Australian Bat Lyssavirus detected in small percent of bats

Share
Tuesday, 18 June, 2013

Australian Bat Lyssavirus (ABLV) was detected in a small percent (2.9%) of bats tested in Australia in 2012 (AHWN 2013). The bats that are tested are a very select group of flying foxes and microbats that are behaving abnormally, injured or come into contact with people or their pets. There are no current figures on how common ABLV is in the wild bat population. Of the 122 flying foxes tested 5 (4.1%) were positive for ABLV. This figure is typical for flying foxes that come into contact with humans and are tested for ABLV. It highlights that although the risk of acquiring ABLV from a bat bite is low, everyone bitten or scratched by a bat, should wash the wound and seek medical attention.

New findings include the first ABLV positive record from Adelaide. This highlights that the advice to avoid handling bats is relevant for any area of Australia.

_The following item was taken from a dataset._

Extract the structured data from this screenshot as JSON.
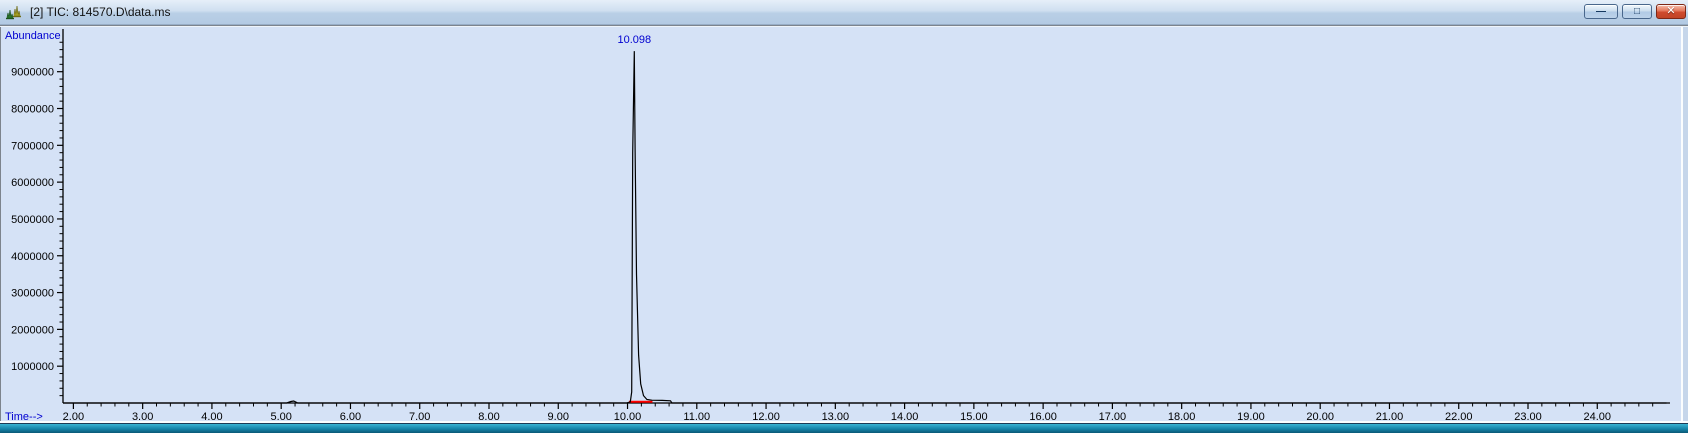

The death of a young boy from ABLV in February emphasise the importance of everyone who is bitten or scratched by a bat seeking medical advice. The post-exposure regime is provided free of charge by all state and territory governments.

Reference

AWHN. ABLV Bat Stats - 2012. Australian Wildlife Health Network: Sydney.

Posted by Rick Speare